In the data below, work out how many lines include the string "this". Only the number should be given.

◆ ◆ ◆ ◆ ◆ ◆ ◆

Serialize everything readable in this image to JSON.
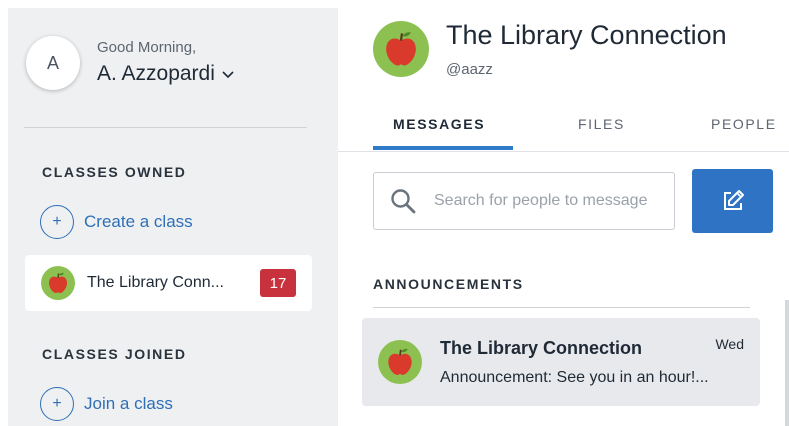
{
  "user": {
    "avatar_letter": "A",
    "greeting": "Good Morning,",
    "name": "A. Azzopardi"
  },
  "sidebar": {
    "classes_owned_label": "CLASSES OWNED",
    "create_class_label": "Create a class",
    "owned_classes": [
      {
        "name": "The Library Conn...",
        "unread_count": "17",
        "icon": "apple-icon"
      }
    ],
    "classes_joined_label": "CLASSES JOINED",
    "join_class_label": "Join a class"
  },
  "header": {
    "title": "The Library Connection",
    "handle": "@aazz",
    "icon": "apple-icon"
  },
  "tabs": [
    {
      "label": "MESSAGES",
      "active": true
    },
    {
      "label": "FILES",
      "active": false
    },
    {
      "label": "PEOPLE",
      "active": false
    }
  ],
  "search": {
    "placeholder": "Search for people to message",
    "value": ""
  },
  "compose": {
    "icon": "compose-icon"
  },
  "announcements": {
    "label": "ANNOUNCEMENTS",
    "items": [
      {
        "title": "The Library Connection",
        "day": "Wed",
        "preview": "Announcement: See you in an hour!..."
      }
    ]
  },
  "colors": {
    "accent": "#2f74c4",
    "badge": "#c8323c",
    "sidebar_bg": "#eef0f2",
    "apple_green": "#8cc152",
    "apple_red": "#d93a2b"
  }
}
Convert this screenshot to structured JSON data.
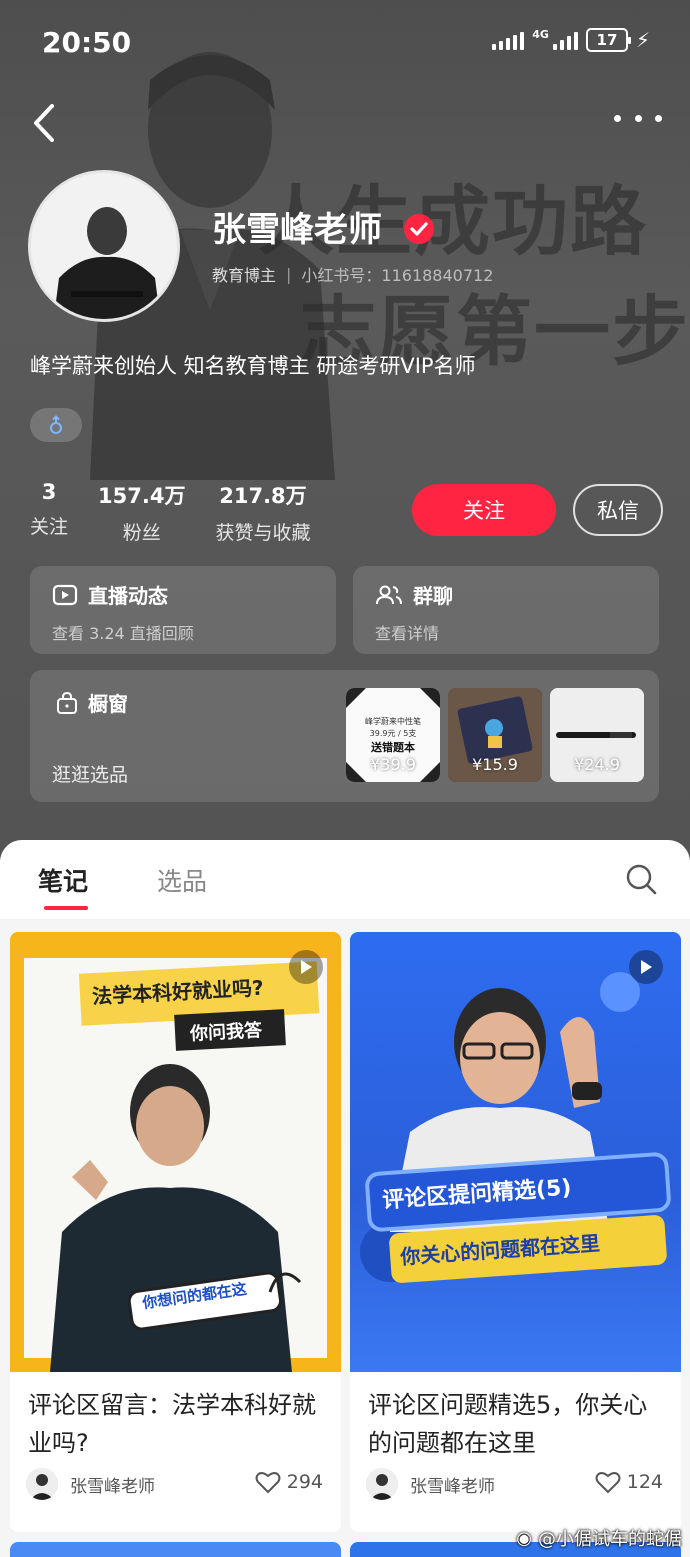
{
  "status_bar": {
    "time": "20:50",
    "network": "4G",
    "battery": "17"
  },
  "background_slogan": {
    "line1": "人生成功路",
    "line2": "志愿第一步"
  },
  "profile": {
    "name": "张雪峰老师",
    "category": "教育博主",
    "red_id_label": "小红书号：11618840712",
    "bio": "峰学蔚来创始人 知名教育博主 研途考研VIP名师",
    "gender": "male"
  },
  "stats": [
    {
      "value": "3",
      "label": "关注"
    },
    {
      "value": "157.4万",
      "label": "粉丝"
    },
    {
      "value": "217.8万",
      "label": "获赞与收藏"
    }
  ],
  "actions": {
    "follow": "关注",
    "message": "私信"
  },
  "cards": {
    "live": {
      "title": "直播动态",
      "subtitle": "查看 3.24 直播回顾"
    },
    "group": {
      "title": "群聊",
      "subtitle": "查看详情"
    },
    "shop": {
      "title": "橱窗",
      "subtitle": "逛逛选品",
      "items": [
        {
          "price": "¥39.9",
          "caption_top": "峰学蔚来中性笔",
          "caption_mid": "39.9元 / 5支",
          "caption_big": "送错题本"
        },
        {
          "price": "¥15.9"
        },
        {
          "price": "¥24.9"
        }
      ]
    }
  },
  "tabs": [
    {
      "label": "笔记"
    },
    {
      "label": "选品"
    }
  ],
  "notes": [
    {
      "cover_heading": "法学本科好就业吗?",
      "cover_subheading": "你问我答",
      "cover_bubble": "你想问的都在这",
      "title": "评论区留言：法学本科好就业吗?",
      "author": "张雪峰老师",
      "likes": "294",
      "cover_color": "#f6b51a"
    },
    {
      "cover_heading": "评论区提问精选(5)",
      "cover_subheading": "你关心的问题都在这里",
      "title": "评论区问题精选5，你关心的问题都在这里",
      "author": "张雪峰老师",
      "likes": "124",
      "cover_color": "#2d6df0"
    }
  ],
  "watermark": "@小倨试车的蛇倨",
  "colors": {
    "accent": "#ff2442",
    "header_bg": "#555555"
  }
}
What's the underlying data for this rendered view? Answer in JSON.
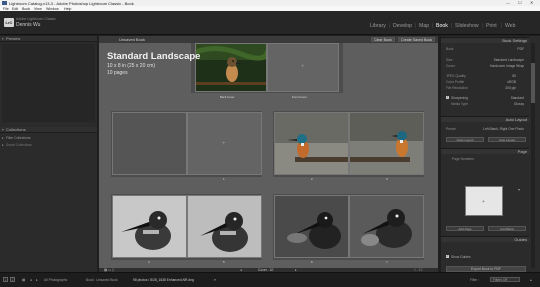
{
  "window": {
    "title": "Lightroom Catalog-v13-3 - Adobe Photoshop Lightroom Classic - Book",
    "controls": [
      "—",
      "☐",
      "✕"
    ]
  },
  "menu": [
    "File",
    "Edit",
    "Book",
    "View",
    "Window",
    "Help"
  ],
  "identity": {
    "logo": "LrC",
    "catalog": "Adobe Lightroom Classic",
    "user": "Dennis Wu"
  },
  "modules": [
    "Library",
    "Develop",
    "Map",
    "Book",
    "Slideshow",
    "Print",
    "Web"
  ],
  "active_module": "Book",
  "left_panel": {
    "preview_label": "Preview",
    "collections_label": "Collections",
    "collections": [
      "Filter Collections",
      "Smart Collections"
    ]
  },
  "center_toolbar": {
    "book_name": "Unsaved Book",
    "clear_book": "Clear Book",
    "create_saved_book": "Create Saved Book"
  },
  "book": {
    "title": "Standard Landscape",
    "size": "10 x 8 in (25 x 20 cm)",
    "pages": "10 pages",
    "back_cover": "Back Cover",
    "front_cover": "Front Cover",
    "page_numbers": [
      "1",
      "2",
      "3",
      "4",
      "5",
      "6",
      "7"
    ]
  },
  "right_panel": {
    "book_settings_label": "Book Settings",
    "book_settings": [
      {
        "label": "Book",
        "value": "PDF"
      },
      {
        "label": "Size",
        "value": "Standard Landscape"
      },
      {
        "label": "Cover",
        "value": "Hardcover Image Wrap"
      },
      {
        "label": "JPEG Quality",
        "value": "80"
      },
      {
        "label": "Color Profile",
        "value": "sRGB"
      },
      {
        "label": "File Resolution",
        "value": "300 ppi"
      },
      {
        "label": "Sharpening",
        "value": "Standard"
      },
      {
        "label": "Media Type",
        "value": "Glossy"
      }
    ],
    "auto_layout_label": "Auto Layout",
    "auto_layout_preset_label": "Preset:",
    "auto_layout_preset": "Left Blank, Right One Photo",
    "clear_layout": "Clear Layout",
    "auto_layout": "Auto Layout",
    "page_label": "Page",
    "page_numbers_label": "Page Numbers",
    "add_page": "Add Page",
    "add_blank": "Add Blank",
    "guides_label": "Guides",
    "guides_sub": "Show Guides",
    "export_button": "Export Book to PDF"
  },
  "center_bottom": {
    "zoom_label": "Cover - 10",
    "page_of": "1 - 10"
  },
  "status": {
    "page_buttons": [
      "1",
      "2"
    ],
    "source": "All Photographs",
    "path": "Book : Unsaved Book",
    "count": "98 photos / 8/28_1638 Enhanced-NR.dng",
    "filter_label": "Filter :",
    "filter_value": "Filters Off"
  }
}
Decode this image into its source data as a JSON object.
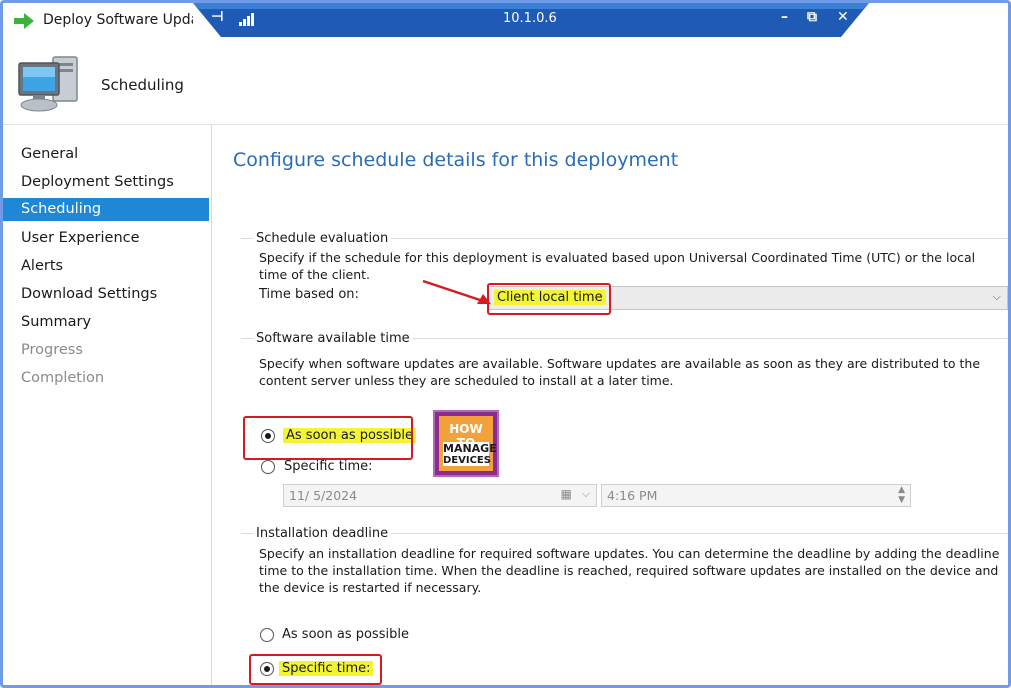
{
  "window": {
    "title": "Deploy Software Updates",
    "remote_host": "10.1.0.6"
  },
  "header": {
    "title": "Scheduling"
  },
  "sidebar": {
    "items": [
      {
        "label": "General"
      },
      {
        "label": "Deployment Settings"
      },
      {
        "label": "Scheduling"
      },
      {
        "label": "User Experience"
      },
      {
        "label": "Alerts"
      },
      {
        "label": "Download Settings"
      },
      {
        "label": "Summary"
      },
      {
        "label": "Progress"
      },
      {
        "label": "Completion"
      }
    ],
    "active_index": 2
  },
  "main": {
    "title": "Configure schedule details for this deployment",
    "schedule_evaluation": {
      "label": "Schedule evaluation",
      "description": "Specify if the schedule for this deployment is evaluated based upon Universal Coordinated Time (UTC) or the local time of the client.",
      "time_based_on_label": "Time based on:",
      "time_based_on_value": "Client local time"
    },
    "software_available_time": {
      "label": "Software available time",
      "description": "Specify when software updates are available. Software updates are available as soon as they are distributed to the content server unless they are scheduled to install at a later time.",
      "option_asap": "As soon as possible",
      "option_specific": "Specific time:",
      "selected": "asap",
      "date_value": "11/  5/2024",
      "time_value": "4:16 PM"
    },
    "installation_deadline": {
      "label": "Installation deadline",
      "description": "Specify an installation deadline for required software updates. You can determine the deadline by adding the deadline time to the installation time. When the deadline is reached, required software updates are installed on the device and the device is restarted if necessary.",
      "option_asap": "As soon as possible",
      "option_specific": "Specific time:",
      "selected": "specific"
    }
  },
  "watermark": {
    "line1": "HOW TO",
    "line2": "MANAGE",
    "line3": "DEVICES"
  },
  "colors": {
    "accent": "#1e87d6",
    "title_blue": "#2a6cb8",
    "highlight_yellow": "#f4f437",
    "callout_red": "#d71920",
    "frame_blue": "#6f9be8"
  }
}
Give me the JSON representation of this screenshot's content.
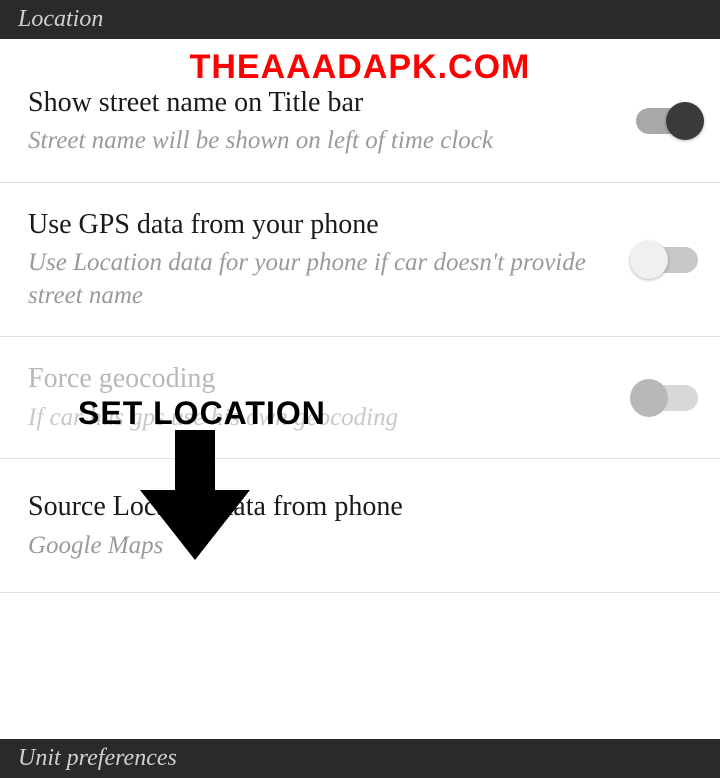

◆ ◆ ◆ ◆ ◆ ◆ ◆

**Answer space**.
7